§ **Brief**: Your answer must be an exact copy of all the entries.

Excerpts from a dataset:
▼▼▼

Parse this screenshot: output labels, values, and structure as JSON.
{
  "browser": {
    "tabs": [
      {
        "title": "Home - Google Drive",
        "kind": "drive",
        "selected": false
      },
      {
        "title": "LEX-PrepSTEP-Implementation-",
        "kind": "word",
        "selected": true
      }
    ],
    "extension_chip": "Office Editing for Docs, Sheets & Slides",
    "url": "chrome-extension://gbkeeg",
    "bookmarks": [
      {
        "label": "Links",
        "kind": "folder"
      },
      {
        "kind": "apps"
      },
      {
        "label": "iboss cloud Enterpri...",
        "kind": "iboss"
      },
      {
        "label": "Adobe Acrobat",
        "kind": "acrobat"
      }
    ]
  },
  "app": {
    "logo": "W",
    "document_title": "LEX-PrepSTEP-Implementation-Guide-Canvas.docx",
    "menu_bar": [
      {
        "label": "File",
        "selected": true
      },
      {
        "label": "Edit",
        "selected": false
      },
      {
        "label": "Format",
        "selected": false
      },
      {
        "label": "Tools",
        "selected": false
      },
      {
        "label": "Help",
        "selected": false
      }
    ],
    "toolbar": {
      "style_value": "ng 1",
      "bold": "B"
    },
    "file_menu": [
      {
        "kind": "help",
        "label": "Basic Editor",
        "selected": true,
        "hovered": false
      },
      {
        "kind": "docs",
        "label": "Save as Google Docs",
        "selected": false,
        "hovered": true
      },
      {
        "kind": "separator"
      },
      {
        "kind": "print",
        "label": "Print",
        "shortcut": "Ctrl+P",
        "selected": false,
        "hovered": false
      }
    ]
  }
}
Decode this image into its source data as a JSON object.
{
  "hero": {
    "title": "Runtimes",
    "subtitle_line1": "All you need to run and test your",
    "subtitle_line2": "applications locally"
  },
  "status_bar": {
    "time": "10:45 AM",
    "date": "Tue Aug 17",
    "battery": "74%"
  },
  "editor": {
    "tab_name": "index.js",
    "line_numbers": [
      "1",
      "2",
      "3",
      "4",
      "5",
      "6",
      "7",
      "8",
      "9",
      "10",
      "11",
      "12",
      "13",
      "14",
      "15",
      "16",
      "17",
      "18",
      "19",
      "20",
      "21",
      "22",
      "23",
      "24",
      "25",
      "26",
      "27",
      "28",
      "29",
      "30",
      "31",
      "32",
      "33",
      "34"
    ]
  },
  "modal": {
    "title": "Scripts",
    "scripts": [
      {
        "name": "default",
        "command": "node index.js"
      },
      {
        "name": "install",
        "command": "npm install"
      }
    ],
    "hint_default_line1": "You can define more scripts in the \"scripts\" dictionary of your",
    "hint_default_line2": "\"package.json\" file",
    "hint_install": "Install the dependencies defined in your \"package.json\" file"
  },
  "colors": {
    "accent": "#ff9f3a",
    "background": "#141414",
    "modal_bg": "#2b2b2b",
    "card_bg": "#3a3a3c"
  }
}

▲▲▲

§ **Written answer**:
Parse this screenshot: output labels, values, and structure as JSON.
{
  "browser": {
    "tabs": [
      {
        "title": "Home - Google Drive",
        "kind": "drive",
        "selected": false
      },
      {
        "title": "LEX-PrepSTEP-Implementation-",
        "kind": "word",
        "selected": true
      }
    ],
    "extension_chip": "Office Editing for Docs, Sheets & Slides",
    "url": "chrome-extension://gbkeeg",
    "bookmarks": [
      {
        "label": "Links",
        "kind": "folder"
      },
      {
        "kind": "apps"
      },
      {
        "label": "iboss cloud Enterpri...",
        "kind": "iboss"
      },
      {
        "label": "Adobe Acrobat",
        "kind": "acrobat"
      }
    ]
  },
  "app": {
    "logo": "W",
    "document_title": "LEX-PrepSTEP-Implementation-Guide-Canvas.docx",
    "menu_bar": [
      {
        "label": "File",
        "selected": true
      },
      {
        "label": "Edit",
        "selected": false
      },
      {
        "label": "Format",
        "selected": false
      },
      {
        "label": "Tools",
        "selected": false
      },
      {
        "label": "Help",
        "selected": false
      }
    ],
    "toolbar": {
      "style_value": "ng 1",
      "bold": "B"
    },
    "file_menu": [
      {
        "kind": "help",
        "label": "Basic Editor",
        "selected": true,
        "hovered": false
      },
      {
        "kind": "docs",
        "label": "Save as Google Docs",
        "selected": false,
        "hovered": true
      },
      {
        "kind": "separator"
      },
      {
        "kind": "print",
        "label": "Print",
        "shortcut": "Ctrl+P",
        "selected": false,
        "hovered": false
      }
    ]
  }
}
Decode this image into its source data as a JSON object.
{
  "hero": {
    "title": "Runtimes",
    "subtitle_line1": "All you need to run and test your",
    "subtitle_line2": "applications locally"
  },
  "status_bar": {
    "time": "10:45 AM",
    "date": "Tue Aug 17",
    "battery": "74%"
  },
  "editor": {
    "tab_name": "index.js",
    "line_numbers": [
      "1",
      "2",
      "3",
      "4",
      "5",
      "6",
      "7",
      "8",
      "9",
      "10",
      "11",
      "12",
      "13",
      "14",
      "15",
      "16",
      "17",
      "18",
      "19",
      "20",
      "21",
      "22",
      "23",
      "24",
      "25",
      "26",
      "27",
      "28",
      "29",
      "30",
      "31",
      "32",
      "33",
      "34"
    ]
  },
  "modal": {
    "title": "Scripts",
    "scripts": [
      {
        "name": "default",
        "command": "node index.js"
      },
      {
        "name": "install",
        "command": "npm install"
      }
    ],
    "hint_default_line1": "You can define more scripts in the \"scripts\" dictionary of your",
    "hint_default_line2": "\"package.json\" file",
    "hint_install": "Install the dependencies defined in your \"package.json\" file"
  },
  "colors": {
    "accent": "#ff9f3a",
    "background": "#141414",
    "modal_bg": "#2b2b2b",
    "card_bg": "#3a3a3c"
  }
}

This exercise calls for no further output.